When it comes to PC games, my favorite stealth games are the Thief series, followed by Robin Hood and Desperados. The first focuses on an individual, Garrett, and the second two involve managing a group of individuals, Robin Hood and his Merry Men and John Cooper and his pals respectively.
All three focus on resource management, limited abilities, observational skills, learning the game’s AI that can alter on the fly (i.e. patrol routes changing, noticing something is stolen, finding someone tied up, hearing a noise, catching the glimpse of a shadow, etc). This gameplay ultimately encourages your creativity to solve the problems presented.
There is more than one solution to the problems presented and failure is typically imminent if your tactic is “Just kill the goblins!” For instance, while Desperados does have its shootouts, in Hang’m High! going in guns blazing trying to save Doc will end in failure.
When Tess finished editing the Temple of Nilbog, she pointed out that not only did I rob them of discovery, I also took away their game tactic fun. This followed a conversation of how I disagreed with the often false comparison that using miniatures somehow equates to using tactics.
Greg’s Barrowmaze podcast addressed several good points about miniature use, covered some good advice to prevent them from slowing down play and some other good bits. For those interested in listening to it on the go, I converted the podcast to an mp3.
When we played 4E Encounters it was jarring to see the girls suddenly treat Dungeons & Dragons like a board game. And, seeing WotC’s method of introducing Dungeons & Dragons to new people upset me.
It was not just the miniatures. Things like “healing surges” and “power cards” and “perception checks” just did not make any sense.
I understand how the mechanics work, but there is a disconnect with the imagined game world. Every time someone used a healing surge, all that came to mind was the strained face of that character taking a crap. Suddenly that character is relieved?
The Delvers have planned out assaults, circumvented obstacles and creatively use their surroundings with great success, and all without the use of miniatures or a game board to “help” them “do tactics.”
Their “perception check” is their own brains. This is the implied method of play by the original creators. One of The Delvers is diagnosed with ADD. She does not require a dice roll to make a lazy man’s perception check.
This is not gospel, but it comes more naturally than trying to explain what a healing surge is and what that actually means.
Gary made me laugh when he all capped in Tomb of Horrors, “THIS IS A THINKING PERSON’S MODULE, AND IF YOUR GROUP IS A HACK AND SLAY GATHERING, THEY WILL BE UNHAPPY!” Even when it is spelled out the message is misunderstood.

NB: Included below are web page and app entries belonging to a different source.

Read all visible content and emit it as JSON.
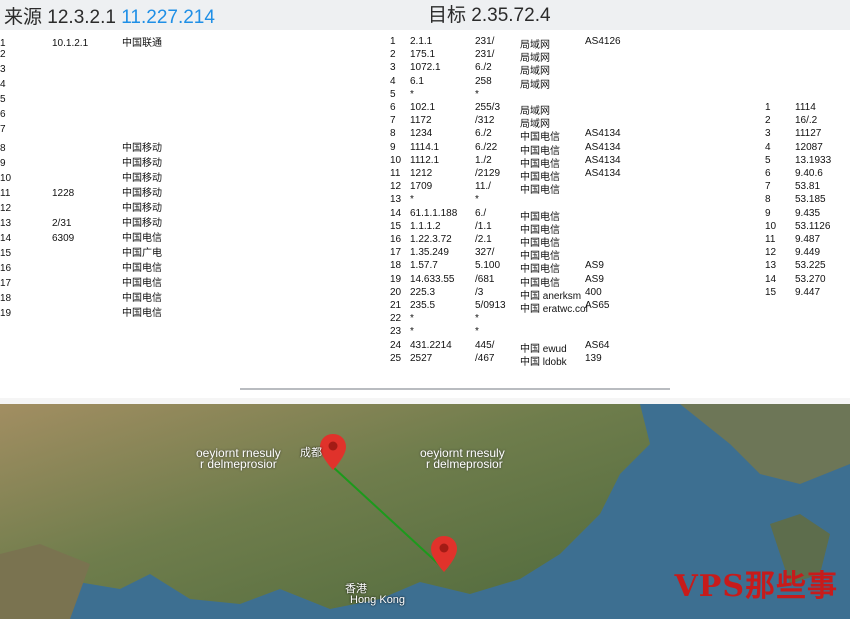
{
  "header": {
    "source_prefix": "来源",
    "source_ip_plain": "12.3.2.1",
    "source_ip_highlight": "11.227.214",
    "target_prefix": "目标",
    "target_ip": "2.35.72.4"
  },
  "left_table": [
    {
      "hop": "1",
      "ip": "10.1.2.1",
      "asn": "",
      "isp": "中国联通"
    },
    {
      "hop": "2",
      "ip": "",
      "asn": "",
      "isp": ""
    },
    {
      "hop": "3",
      "ip": "",
      "asn": "",
      "isp": ""
    },
    {
      "hop": "4",
      "ip": "",
      "asn": "",
      "isp": ""
    },
    {
      "hop": "5",
      "ip": "",
      "asn": "",
      "isp": ""
    },
    {
      "hop": "6",
      "ip": "",
      "asn": "",
      "isp": ""
    },
    {
      "hop": "7",
      "ip": "",
      "asn": "",
      "isp": ""
    },
    {
      "hop": "8",
      "ip": "",
      "asn": "",
      "isp": "中国移动"
    },
    {
      "hop": "9",
      "ip": "",
      "asn": "",
      "isp": "中国移动"
    },
    {
      "hop": "10",
      "ip": "",
      "asn": "",
      "isp": "中国移动"
    },
    {
      "hop": "11",
      "ip": "1228",
      "asn": "",
      "isp": "中国移动"
    },
    {
      "hop": "12",
      "ip": "",
      "asn": "",
      "isp": "中国移动"
    },
    {
      "hop": "13",
      "ip": "2/31",
      "asn": "",
      "isp": "中国移动"
    },
    {
      "hop": "14",
      "ip": "6309",
      "asn": "",
      "isp": "中国电信"
    },
    {
      "hop": "15",
      "ip": "",
      "asn": "",
      "isp": "中国广电"
    },
    {
      "hop": "16",
      "ip": "",
      "asn": "",
      "isp": "中国电信"
    },
    {
      "hop": "17",
      "ip": "",
      "asn": "",
      "isp": "中国电信"
    },
    {
      "hop": "18",
      "ip": "",
      "asn": "",
      "isp": "中国电信"
    },
    {
      "hop": "19",
      "ip": "",
      "asn": "",
      "isp": "中国电信"
    }
  ],
  "right_table": [
    {
      "hop": "1",
      "ip": "2.1.1",
      "rtt": "231/",
      "asn": "AS4126",
      "isp": "局域网"
    },
    {
      "hop": "2",
      "ip": "175.1",
      "rtt": "231/",
      "asn": "",
      "isp": "局域网"
    },
    {
      "hop": "3",
      "ip": "1072.1",
      "rtt": "6./2",
      "asn": "",
      "isp": "局域网"
    },
    {
      "hop": "4",
      "ip": "6.1",
      "rtt": "258",
      "asn": "",
      "isp": "局域网"
    },
    {
      "hop": "5",
      "ip": "*",
      "rtt": "*",
      "asn": "",
      "isp": ""
    },
    {
      "hop": "6",
      "ip": "102.1",
      "rtt": "255/3",
      "asn": "",
      "isp": "局域网"
    },
    {
      "hop": "7",
      "ip": "1172",
      "rtt": "/312",
      "asn": "",
      "isp": "局域网"
    },
    {
      "hop": "8",
      "ip": "1234",
      "rtt": "6./2",
      "asn": "AS4134",
      "isp": "中国电信"
    },
    {
      "hop": "9",
      "ip": "1114.1",
      "rtt": "6./22",
      "asn": "AS4134",
      "isp": "中国电信"
    },
    {
      "hop": "10",
      "ip": "1112.1",
      "rtt": "1./2",
      "asn": "AS4134",
      "isp": "中国电信"
    },
    {
      "hop": "11",
      "ip": "1212",
      "rtt": "/2129",
      "asn": "AS4134",
      "isp": "中国电信"
    },
    {
      "hop": "12",
      "ip": "1709",
      "rtt": "11./",
      "asn": "",
      "isp": "中国电信"
    },
    {
      "hop": "13",
      "ip": "*",
      "rtt": "*",
      "asn": "",
      "isp": ""
    },
    {
      "hop": "14",
      "ip": "61.1.1.188",
      "rtt": "6./",
      "asn": "",
      "isp": "中国电信"
    },
    {
      "hop": "15",
      "ip": "1.1.1.2",
      "rtt": "/1.1",
      "asn": "",
      "isp": "中国电信"
    },
    {
      "hop": "16",
      "ip": "1.22.3.72",
      "rtt": "/2.1",
      "asn": "",
      "isp": "中国电信"
    },
    {
      "hop": "17",
      "ip": "1.35.249",
      "rtt": "327/",
      "asn": "",
      "isp": "中国电信"
    },
    {
      "hop": "18",
      "ip": "1.57.7",
      "rtt": "5.100",
      "asn": "AS9",
      "isp": "中国电信"
    },
    {
      "hop": "19",
      "ip": "14.633.55",
      "rtt": "/681",
      "asn": "AS9",
      "isp": "中国电信"
    },
    {
      "hop": "20",
      "ip": "225.3",
      "rtt": "/3",
      "asn": "400",
      "isp": "中国 anerksm"
    },
    {
      "hop": "21",
      "ip": "235.5",
      "rtt": "5/0913",
      "asn": "AS65",
      "isp": "中国 eratwc.col"
    },
    {
      "hop": "22",
      "ip": "*",
      "rtt": "*",
      "asn": "",
      "isp": ""
    },
    {
      "hop": "23",
      "ip": "*",
      "rtt": "*",
      "asn": "",
      "isp": ""
    },
    {
      "hop": "24",
      "ip": "431.2214",
      "rtt": "445/",
      "asn": "AS64",
      "isp": "中国 ewud"
    },
    {
      "hop": "25",
      "ip": "2527",
      "rtt": "/467",
      "asn": "139",
      "isp": "中国 ldobk"
    }
  ],
  "far_right": [
    {
      "a": "1",
      "b": "1114"
    },
    {
      "a": "2",
      "b": "16/.2"
    },
    {
      "a": "3",
      "b": "11127"
    },
    {
      "a": "4",
      "b": "12087"
    },
    {
      "a": "5",
      "b": "13.1933"
    },
    {
      "a": "6",
      "b": "9.40.6"
    },
    {
      "a": "7",
      "b": "53.81"
    },
    {
      "a": "8",
      "b": "53.185"
    },
    {
      "a": "9",
      "b": "9.435"
    },
    {
      "a": "10",
      "b": "53.1126"
    },
    {
      "a": "11",
      "b": "9.487"
    },
    {
      "a": "12",
      "b": "9.449"
    },
    {
      "a": "13",
      "b": "53.225"
    },
    {
      "a": "14",
      "b": "53.270"
    },
    {
      "a": "15",
      "b": "9.447"
    }
  ],
  "map": {
    "overlay_labels": [
      "oeyiornt rnesuly",
      "r delmeprosior",
      "oeyiornt rnesuly",
      "r delmeprosior"
    ],
    "origin_city": "成都",
    "dest_city": "Hong Kong",
    "dest_label": "香港",
    "watermark": "VPS那些事",
    "colors": {
      "pin": "#e0322b",
      "route": "#1c9a1c",
      "sea": "#3d6f91",
      "land": "#6d7c4e"
    }
  }
}
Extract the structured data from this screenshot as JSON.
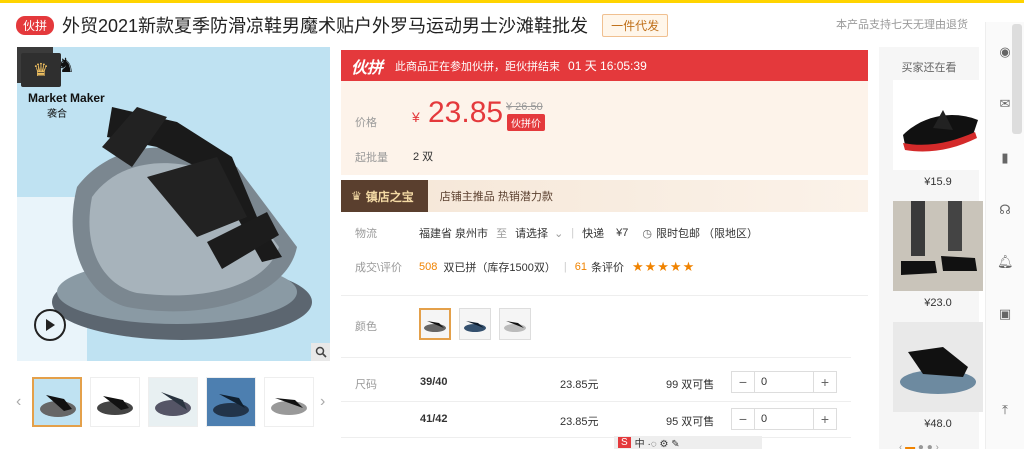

The Delvers are not always successful and sometimes the only option is to kill the goblins, but pulling out the double-decker bologna sandwich is much more rewarding for any enthusiastic player and DM.